Relay For Life is a fundraising event for the American Cancer Society. You form a team and take turns going around a track all night (because cancer never sleeps). It is also an uplifting event. Cancer survivors get a purple t-shirt to distinguish ourselves from everyone else (who gets a white shirt). There was a special dinner before the event for cancer survivors and their caregiver. We listened to a speaker who is both an M.D. and a cancer survivor, and she delivered a great message about hope. Speaking of her lymphoma, diagnosed more than 13 years ago, she said that her cancer was not "incurable" -- it was a cancer for which researchers are looking for a cure. Her hope lies in the fact that her latest remission was her longest (nearly 7 years) before a recurrence had to be treated, and so if her next remission is at least that long, there will be even more advancements in treatments (and perhaps even a cure). And she must have read my blog or somehow overheard my brother talking to me about prognosis -- or maybe great minds just think alike -- because she mentioned that prognosis information is based on other peoples' histories, and they had no history of lymphoma in someone exactly like her.

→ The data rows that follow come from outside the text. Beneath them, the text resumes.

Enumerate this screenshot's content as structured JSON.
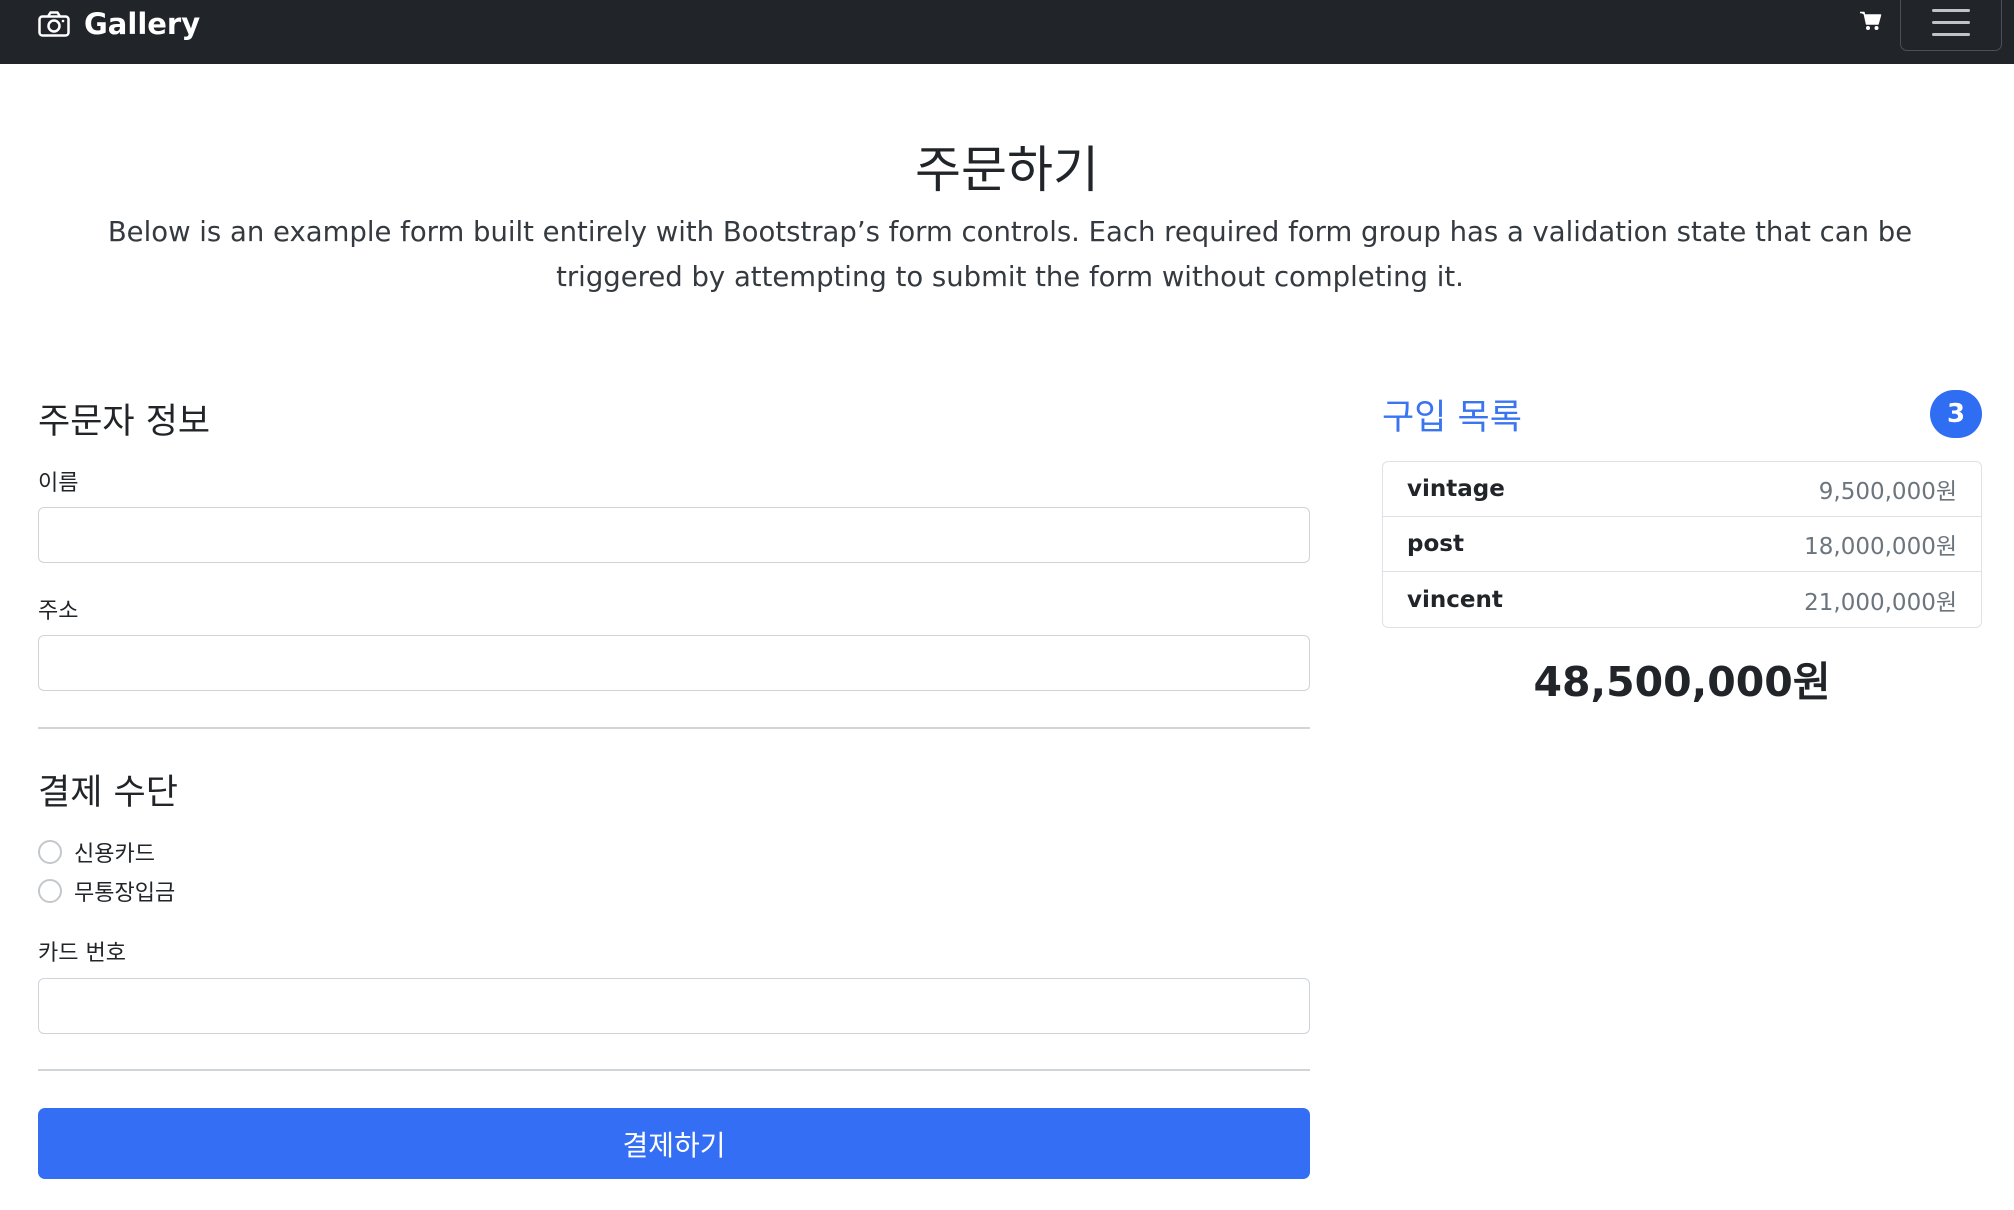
{
  "navbar": {
    "brand": "Gallery",
    "icons": {
      "brand": "camera-icon",
      "cart": "cart-icon",
      "menu": "hamburger-menu-icon"
    }
  },
  "hero": {
    "title": "주문하기",
    "lead": "Below is an example form built entirely with Bootstrap’s form controls. Each required form group has a validation state that can be triggered by attempting to submit the form without completing it."
  },
  "orderer": {
    "heading": "주문자 정보",
    "name_label": "이름",
    "name_value": "",
    "address_label": "주소",
    "address_value": ""
  },
  "payment": {
    "heading": "결제 수단",
    "options": [
      {
        "label": "신용카드",
        "checked": false
      },
      {
        "label": "무통장입금",
        "checked": false
      }
    ],
    "card_label": "카드 번호",
    "card_value": "",
    "submit_label": "결제하기"
  },
  "cart": {
    "title": "구입 목록",
    "count": "3",
    "items": [
      {
        "name": "vintage",
        "price": "9,500,000원"
      },
      {
        "name": "post",
        "price": "18,000,000원"
      },
      {
        "name": "vincent",
        "price": "21,000,000원"
      }
    ],
    "total": "48,500,000원"
  },
  "colors": {
    "navbar_bg": "#212529",
    "primary": "#336ef4",
    "cart_title": "#3a74f0"
  }
}
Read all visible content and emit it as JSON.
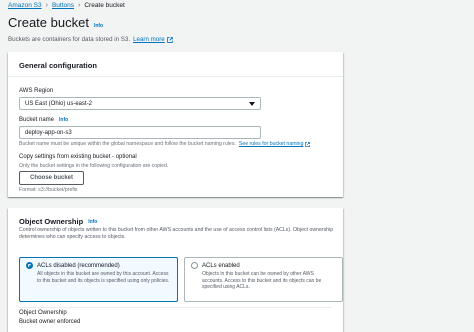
{
  "breadcrumb": {
    "items": [
      "Amazon S3",
      "Buttons",
      "Create bucket"
    ]
  },
  "header": {
    "title": "Create bucket",
    "info": "Info",
    "description": "Buckets are containers for data stored in S3.",
    "learn_more": "Learn more"
  },
  "general": {
    "title": "General configuration",
    "region_label": "AWS Region",
    "region_value": "US East (Ohio) us-east-2",
    "bucket_name_label": "Bucket name",
    "bucket_name_info": "Info",
    "bucket_name_value": "deploy-app-on-s3",
    "bucket_name_hint": "Bucket name must be unique within the global namespace and follow the bucket naming rules.",
    "bucket_name_rules_link": "See rules for bucket naming",
    "copy_label": "Copy settings from existing bucket - optional",
    "copy_hint": "Only the bucket settings in the following configuration are copied.",
    "choose_button": "Choose bucket",
    "format_hint": "Format: s3://bucket/prefix"
  },
  "ownership": {
    "title": "Object Ownership",
    "info": "Info",
    "description": "Control ownership of objects written to this bucket from other AWS accounts and the use of access control lists (ACLs). Object ownership determines who can specify access to objects.",
    "options": [
      {
        "title": "ACLs disabled (recommended)",
        "text": "All objects in this bucket are owned by this account. Access to this bucket and its objects is specified using only policies.",
        "selected": true
      },
      {
        "title": "ACLs enabled",
        "text": "Objects in this bucket can be owned by other AWS accounts. Access to this bucket and its objects can be specified using ACLs.",
        "selected": false
      }
    ],
    "result_label": "Object Ownership",
    "result_value": "Bucket owner enforced"
  },
  "colors": {
    "link": "#0073bb",
    "background": "#f2f3f3"
  }
}
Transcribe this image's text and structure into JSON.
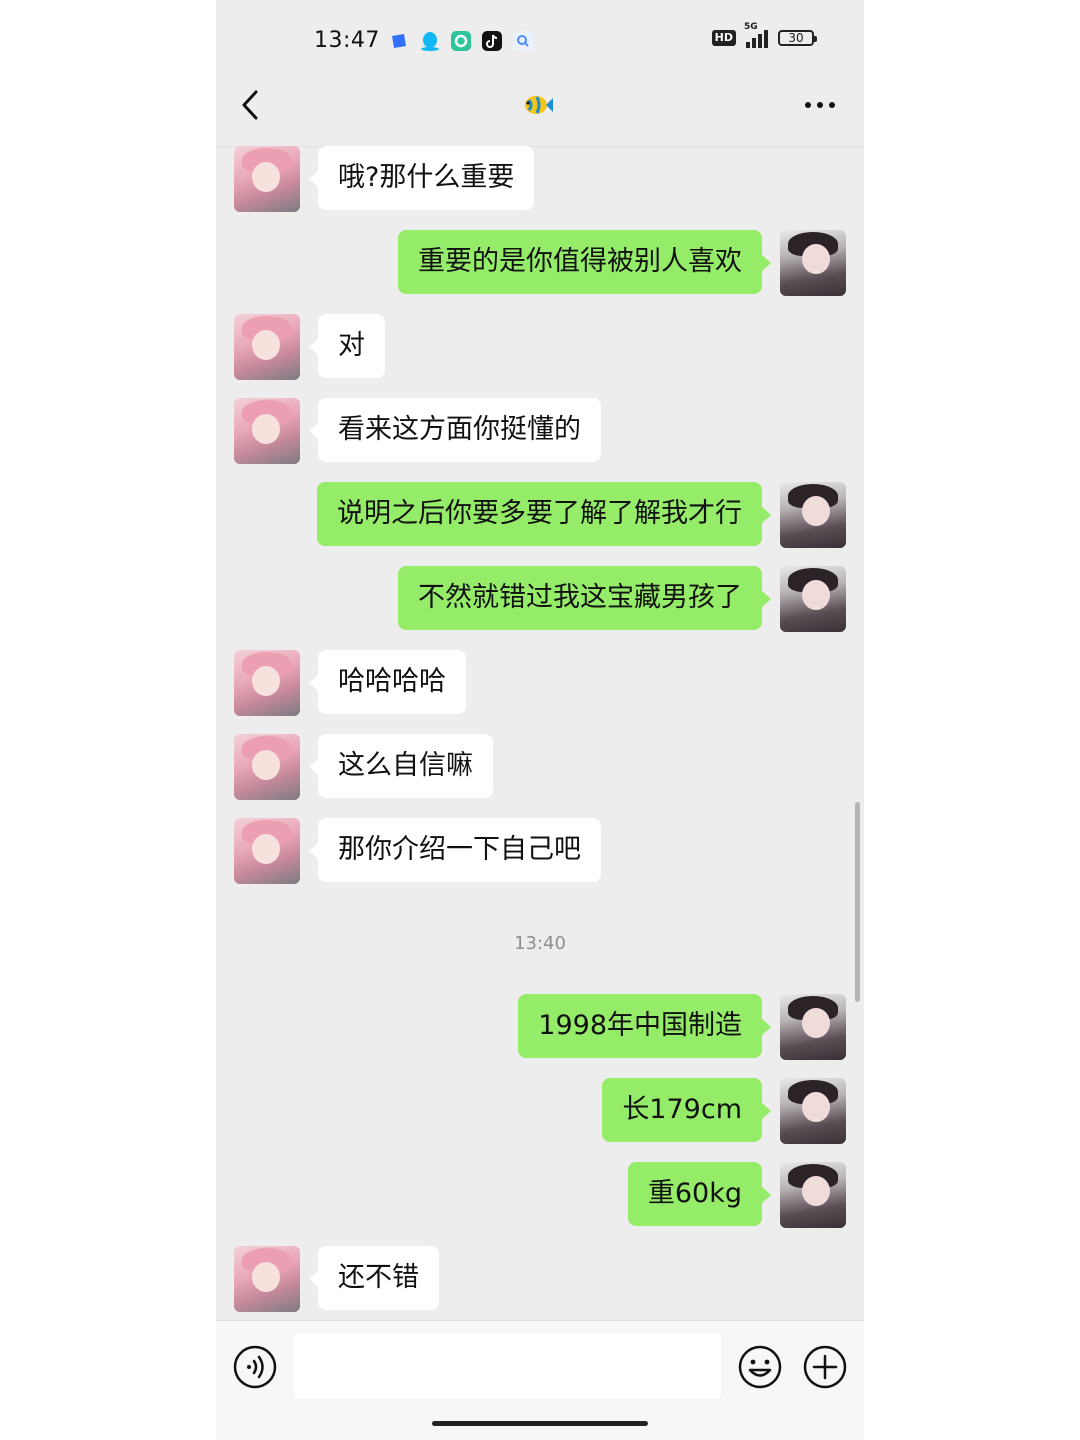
{
  "status_bar": {
    "time": "13:47",
    "hd_label": "HD",
    "network_label": "5G",
    "battery_label": "30",
    "app_icons": [
      {
        "name": "feishu-icon",
        "color": "#3370ff"
      },
      {
        "name": "qq-icon",
        "color": "#12b7f5"
      },
      {
        "name": "app-green-icon",
        "color": "#2fc59b"
      },
      {
        "name": "tiktok-icon",
        "color": "#111111"
      },
      {
        "name": "search-app-icon",
        "color": "#4e8cff"
      }
    ]
  },
  "header": {
    "back_icon": "chevron-left-icon",
    "title_icon": "fish-icon",
    "more_icon": "more-dots-icon"
  },
  "messages": [
    {
      "from": "her",
      "text": "哦?那什么重要"
    },
    {
      "from": "me",
      "text": "重要的是你值得被别人喜欢"
    },
    {
      "from": "her",
      "text": "对"
    },
    {
      "from": "her",
      "text": "看来这方面你挺懂的"
    },
    {
      "from": "me",
      "text": "说明之后你要多要了解了解我才行"
    },
    {
      "from": "me",
      "text": "不然就错过我这宝藏男孩了"
    },
    {
      "from": "her",
      "text": "哈哈哈哈"
    },
    {
      "from": "her",
      "text": "这么自信嘛"
    },
    {
      "from": "her",
      "text": "那你介绍一下自己吧"
    },
    {
      "timestamp": "13:40"
    },
    {
      "from": "me",
      "text": "1998年中国制造"
    },
    {
      "from": "me",
      "text": "长179cm"
    },
    {
      "from": "me",
      "text": "重60kg"
    },
    {
      "from": "her",
      "text": "还不错"
    }
  ],
  "input_bar": {
    "voice_icon": "voice-icon",
    "emoji_icon": "emoji-icon",
    "plus_icon": "plus-icon",
    "input_value": ""
  },
  "colors": {
    "chat_bg": "#ededed",
    "my_bubble": "#95ec69",
    "her_bubble": "#ffffff"
  }
}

After the speaker finished, we had a pinning ceremony. Survivors were asked to turn to their caregiver and pin them with a special caregiver pin. It was a tender moment of thanksgiving as I pinned my husband and we tearfully gave each other a hug and kiss. Then all the survivors were asked to stand up, form a circle, and hold hands (of course, my first thought was my compromised immune system as well as the likelihood of others with the same problem, and the wisdom of holding hands...this moment brought to you by Purell, perhaps??) and then we each turned to the person on our right and pinned them with a special survivor pin.
Soon afterward the relay began with an opening ceremony that included a survivor lap around the track. My son held my hand and walked/ran with me. Then caregivers were invited to join in on the second lap, so my husband (holding our daughter) joined us. Then everyone joined in for the third lap, and afterward each team was to furnish at least one participant ad infinitum. A short while later there was a luminaria ceremony, where luminarias were lit in honor of cancer survivors and in memory of those who died of cancer. There was a lighted luminaria with my name on it, but unfortunately the other names we submitted (a grandfather and a great-aunt who died of cancer, and a good friend who is surviving cancer) did not appear. (The volunteers were horrified and apologetic.)
There was plenty of food and entertainment to keep us going (and spending money) until the weather cut things short. We didn't get to walk all night long and wear ourselves out (which is good, since I caught something nasty, and I need to rest because my ability to fight it is compromised), but my little team was able to raise around $900 for the American Cancer Society. I really appreciate the outpouring of support that I have received from family and friends, who were generous with available time, money, and participation.